I have completed my field work and believe I have completed my first cycle of coding with one of the two schools that I have collected field data from. I have spoken several times with the notes, images, and audio that I recorded during my classroom visits. I have also returned to both of my classrooms in order to catch up with the projects I saw unfolding during my first visits and to interview each teacher one last time to check the clarity of my interpretations. These interviews have been recorded and have in some sense become as Ezzy (2002) describes as a place, “where meanings, interpretations and narrative are co-constructed” (p. 100).
My original motivation for doing this research is that Alberta teachers are being asked to become “Architects of Innovative Learning Environments” (Government of Alberta, 2010) and to teach in ways that they were not taught. This means that as teachers they must become learners. For some this is a move to another planet and others just a walk across the street. Regardless it is not what many teachers signed up for.
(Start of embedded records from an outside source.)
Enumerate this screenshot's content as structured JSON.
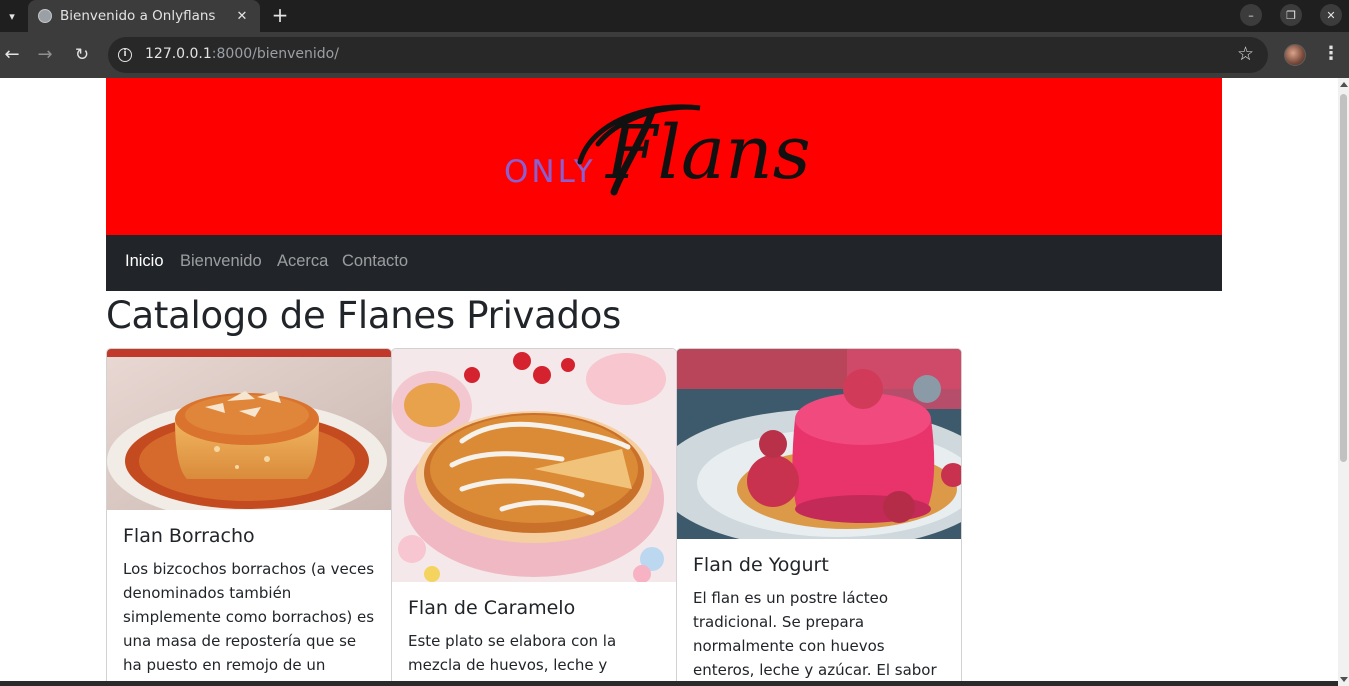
{
  "browser": {
    "tab_title": "Bienvenido a Onlyflans",
    "tab_close": "✕",
    "new_tab": "+",
    "url_host": "127.0.0.1",
    "url_path": ":8000/bienvenido/",
    "window_buttons": {
      "minimize": "–",
      "restore": "❐",
      "close": "✕"
    }
  },
  "hero": {
    "logo_prefix": "ONLY",
    "logo_script": "Flans",
    "background_color": "#ff0000",
    "prefix_color": "#8a5fd0"
  },
  "navbar": {
    "items": [
      {
        "label": "Inicio",
        "active": true
      },
      {
        "label": "Bienvenido",
        "active": false
      },
      {
        "label": "Acerca",
        "active": false
      },
      {
        "label": "Contacto",
        "active": false
      }
    ],
    "background_color": "#212529"
  },
  "main": {
    "title": "Catalogo de Flanes Privados",
    "cards": [
      {
        "title": "Flan Borracho",
        "text": "Los bizcochos borrachos (a veces denominados también simplemente como borrachos) es una masa de repostería que se ha puesto en remojo de un almíbar"
      },
      {
        "title": "Flan de Caramelo",
        "text": "Este plato se elabora con la mezcla de huevos, leche y azúcar, la cual"
      },
      {
        "title": "Flan de Yogurt",
        "text": "El flan es un postre lácteo tradicional. Se prepara normalmente con huevos enteros, leche y azúcar. El sabor más común"
      }
    ]
  }
}
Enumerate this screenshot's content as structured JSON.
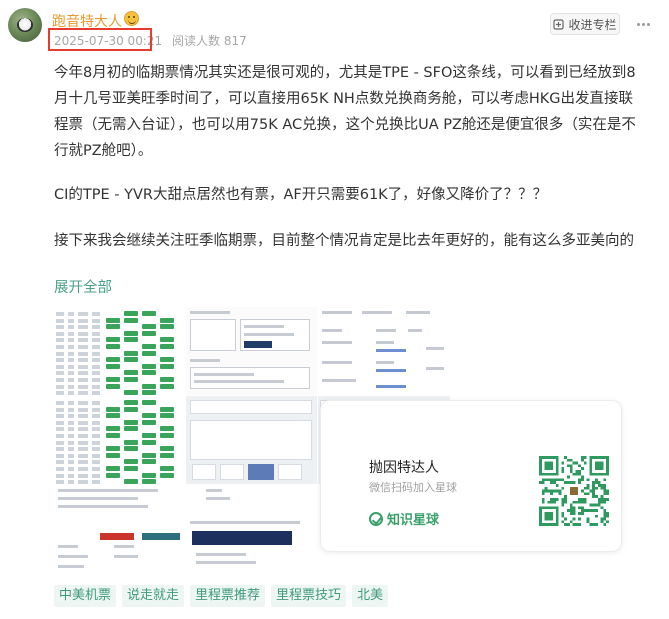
{
  "author": {
    "name": "跑音特大人"
  },
  "meta": {
    "timestamp": "2025-07-30 00:21",
    "reads_label": "阅读人数",
    "reads_count": "817"
  },
  "actions": {
    "favorite_label": "收进专栏"
  },
  "post": {
    "paragraphs": [
      "今年8月初的临期票情况其实还是很可观的，尤其是TPE - SFO这条线，可以看到已经放到8月十几号亚美旺季时间了，可以直接用65K NH点数兑换商务舱，可以考虑HKG出发直接联程票（无需入台证），也可以用75K AC兑换，这个兑换比UA PZ舱还是便宜很多（实在是不行就PZ舱吧）。",
      "CI的TPE - YVR大甜点居然也有票，AF开只需要61K了，好像又降价了？？？",
      "接下来我会继续关注旺季临期票，目前整个情况肯定是比去年更好的，能有这么多亚美向的"
    ],
    "expand_label": "展开全部"
  },
  "qr_card": {
    "title": "抛因特达人",
    "subtitle": "微信扫码加入星球",
    "brand": "知识星球"
  },
  "tags": [
    "中美机票",
    "说走就走",
    "里程票推荐",
    "里程票技巧",
    "北美"
  ],
  "colors": {
    "author": "#e99a2e",
    "accent_green": "#4aa383",
    "highlight_red": "#e63b2e",
    "tag_bg": "#eef6f3"
  }
}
Innovation by its simplest definition is the introduction of something new. I however believe it is much more than introducing a new device in school. Innovation as how the newness is captured adopted and shared. Denning & Dunham, (2010) describe innovation as the taking and using of newness (invention) together for a common goal (community). We should never separate ourselves from the tools we create. The most amazing inventions are nothing without people to use them. Innovation is a place of possibility. For adoption to take place the user must adopt a playful curious attitude towards the device. Thomas & Seely Brown, (2011) refer to this a questing disposition. I set out to see if I could understand how teachers might make sense of this experience with innovation and I have set out to describe this lived experience using narrative in a case study.
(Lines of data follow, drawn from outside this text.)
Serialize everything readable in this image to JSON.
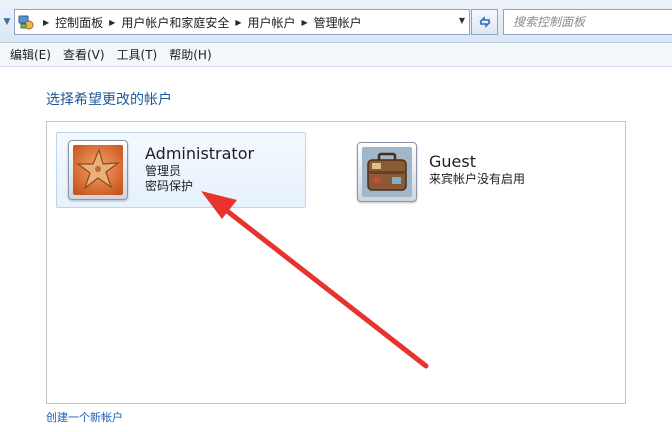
{
  "address_bar": {
    "breadcrumbs": [
      "控制面板",
      "用户帐户和家庭安全",
      "用户帐户",
      "管理帐户"
    ],
    "search_placeholder": "搜索控制面板",
    "icons": [
      "control-panel-icon",
      "refresh-icon",
      "chevron-down-icon"
    ]
  },
  "menu": {
    "items": [
      "编辑(E)",
      "查看(V)",
      "工具(T)",
      "帮助(H)"
    ]
  },
  "main": {
    "heading": "选择希望更改的帐户",
    "accounts": [
      {
        "name": "Administrator",
        "type": "管理员",
        "status": "密码保护",
        "picture": "starfish-avatar"
      },
      {
        "name": "Guest",
        "type": "来宾帐户没有启用",
        "picture": "suitcase-avatar"
      }
    ],
    "create_link": "创建一个新帐户"
  },
  "colors": {
    "heading": "#1e5796",
    "link": "#1a5fb4",
    "selected_account_bg": "#e6f1fc",
    "annotation_arrow": "#e8322d"
  }
}
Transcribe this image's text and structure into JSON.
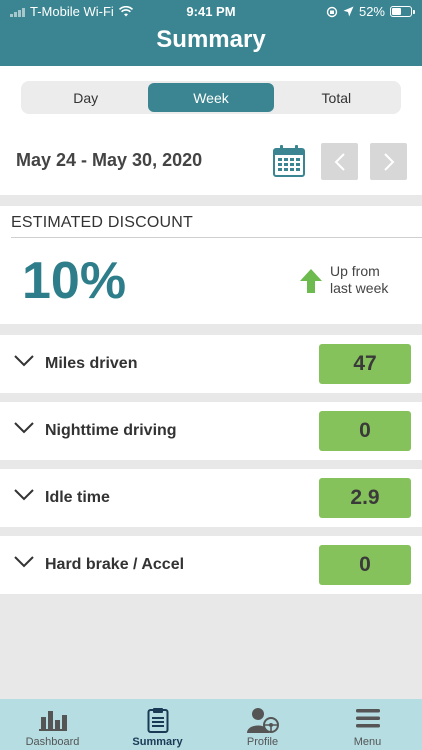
{
  "status_bar": {
    "carrier": "T-Mobile Wi-Fi",
    "time": "9:41 PM",
    "battery": "52%",
    "battery_level": 0.52
  },
  "header": {
    "title": "Summary"
  },
  "period_tabs": [
    {
      "label": "Day",
      "active": false
    },
    {
      "label": "Week",
      "active": true
    },
    {
      "label": "Total",
      "active": false
    }
  ],
  "date_range": "May 24 - May 30, 2020",
  "discount": {
    "label": "ESTIMATED DISCOUNT",
    "value": "10%",
    "trend_line1": "Up from",
    "trend_line2": "last week",
    "trend_color": "#6dbb4f"
  },
  "metrics": [
    {
      "label": "Miles driven",
      "value": "47"
    },
    {
      "label": "Nighttime driving",
      "value": "0"
    },
    {
      "label": "Idle time",
      "value": "2.9"
    },
    {
      "label": "Hard brake / Accel",
      "value": "0"
    }
  ],
  "tabbar": [
    {
      "label": "Dashboard",
      "icon": "bar-chart-icon",
      "active": false
    },
    {
      "label": "Summary",
      "icon": "clipboard-icon",
      "active": true
    },
    {
      "label": "Profile",
      "icon": "driver-icon",
      "active": false
    },
    {
      "label": "Menu",
      "icon": "menu-icon",
      "active": false
    }
  ],
  "colors": {
    "primary": "#3a8591",
    "value_badge": "#86c25c",
    "tabbar": "#b5dde2"
  }
}
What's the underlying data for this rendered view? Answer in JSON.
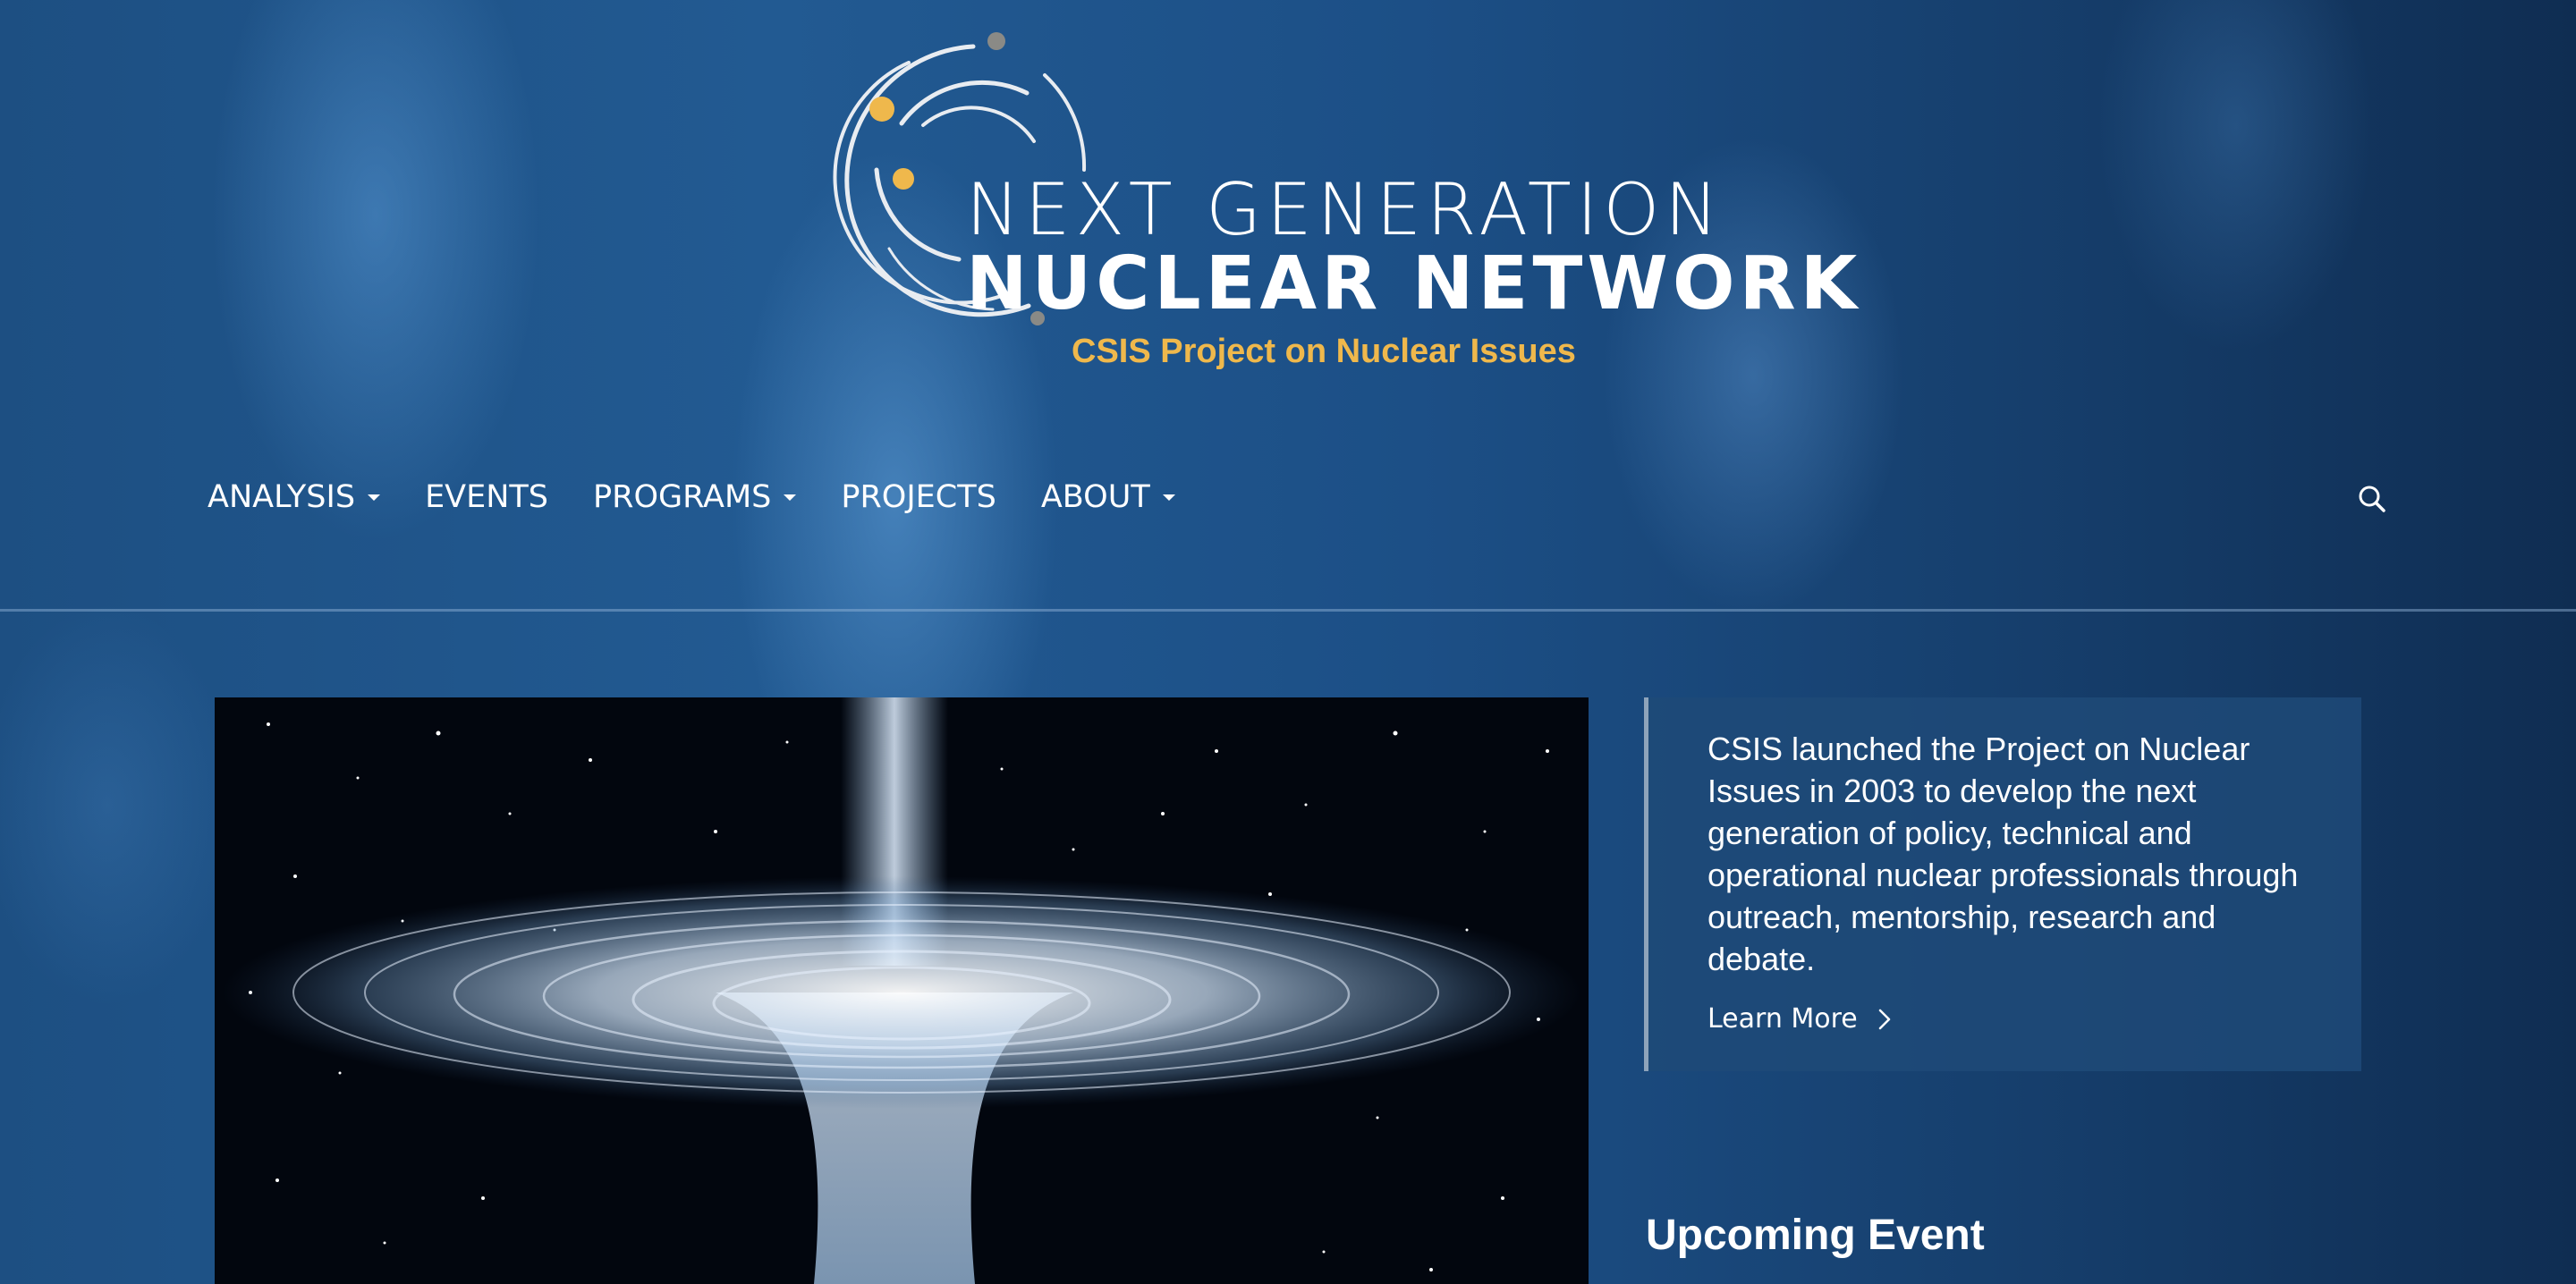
{
  "branding": {
    "logo_line1": "NEXT GENERATION",
    "logo_line2": "NUCLEAR NETWORK",
    "tagline": "CSIS Project on Nuclear Issues",
    "colors": {
      "accent_gold": "#efb84c",
      "logo_gray": "#8a8a86",
      "text": "#ffffff"
    }
  },
  "nav": {
    "items": [
      {
        "label": "ANALYSIS",
        "has_dropdown": true
      },
      {
        "label": "EVENTS",
        "has_dropdown": false
      },
      {
        "label": "PROGRAMS",
        "has_dropdown": true
      },
      {
        "label": "PROJECTS",
        "has_dropdown": false
      },
      {
        "label": "ABOUT",
        "has_dropdown": true
      }
    ],
    "search_icon": "search-icon"
  },
  "hero": {
    "image_icon": "vortex-image",
    "info": {
      "text": "CSIS launched the Project on Nuclear Issues in 2003 to develop the next generation of policy, technical and operational nuclear professionals through outreach, mentorship, research and debate.",
      "link_label": "Learn More",
      "link_icon": "chevron-right-icon"
    }
  },
  "upcoming": {
    "title": "Upcoming Event"
  }
}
In my candidacy paper I wrote metaphorically about ‘Education-land’ as if it were an island. Tradition has placed teachers on one side of the island and innovation is on the other side of it. How do we get them there? Who should build the pathways? In my research I have constructed three main themes to analyze my data. The first theme is the demand for teachers to teach in ways that they were not taught. The second theme is what I call confounding variables or the red lights that slow the travel across the island. The third theme is the notion of pathways to travel across the island.
In each of these themes there are sub-themes and each with a code. I created a spreadsheet in an attempt to untangle the confusion of all of these codes. I counted the frequency of each theme and subtheme and used these numbers to create a graph. At first nothing seemed to reveal itself. I can see that the two most common demands that are being met for students are Personalized Learning [1.1] and Collaborative Shared Leadership [1.7]. The two most commonly observed confounding variables are the Tyranny of Time [2.2] and the Traditional Concept of School (Old School way of working) [2.5]. The two major pathways that I have observed are the use of Available Innovative Technology [3.8] and Flexibility [3.3]. This flexibility is either the teacher responding to unplanned events, planning for the diversity of her student’s needs or the administration’s intentional use of flexible scheduling. Yet what does this mean? Unsatisfied I returned to the literature on Qualitative data analysis.
While reading, The Coding Manual for Qualitative Researchers and Qualitative Analysis: Practice and Innovation a thought occurred to me. I am struggling with my inexperience and with my childish desire to get it right. Time invested in the pursuit of rightness is like throwing seeds into the wind. They might grow somewhere but I am unlikely to benefit from the action. I forgot about my ‘questing disposition’ that my doctoral experience has cultivated. In this quest I have many choices, many paths to walk and many ways to be right. The question of being right or of ‘truth’ becomes a question of truths. I was born on the traditional side of the island yet my questing feet have taken me towards innovation. In my search for an effective way to code my data I do not wish to outright reject traditional object truth but I do need to find a way to put it respectfully off to the side. My questing disposition desires to find ways of describing complexity, not go looking for an answer to reveal itself in a graph. I remind myself this is an interpretive process. It is an ongoing cycle of confusion and sense making. I need a coding method that will help me untangle the confusion and help me honour the voice of teachers in order to tell a story. What is before me in my graph is simply picture of complexity and only part of the description.
The literature reminds me that understanding complexity it is slippery. Because I want to honour the teachers voice and capture the whole of my experience in the field, I need to engage in a conversation with my data like a good friend, a good friend that I know well. I believe I now need to look for connections, and relationships between my experience, my themes and the stories I have heard in the field. So back I go again to talk with my data.
Denning, P. J., & Dunham, R. (2010). The innovator’s way: Essential practices for successful innovation. Cambridge, Massachusetts, London, England: The MIT Press.
Ezzy, D. (2002). Qualitative analysis: Practice and innovation. Social Research Today. London: Routledge.
Government of Alberta. (2010). Inspiring Education: A dialogue with Albertans. Edmonton, Alberta. Retrieved from http://education.alberta.ca/department/ipr/inspiringeducation.aspx
Thomas, D., & Seely Brown, J. (2011). A new culture of learning: Cultivating the imagination for a world of constant change. United States: Createspace.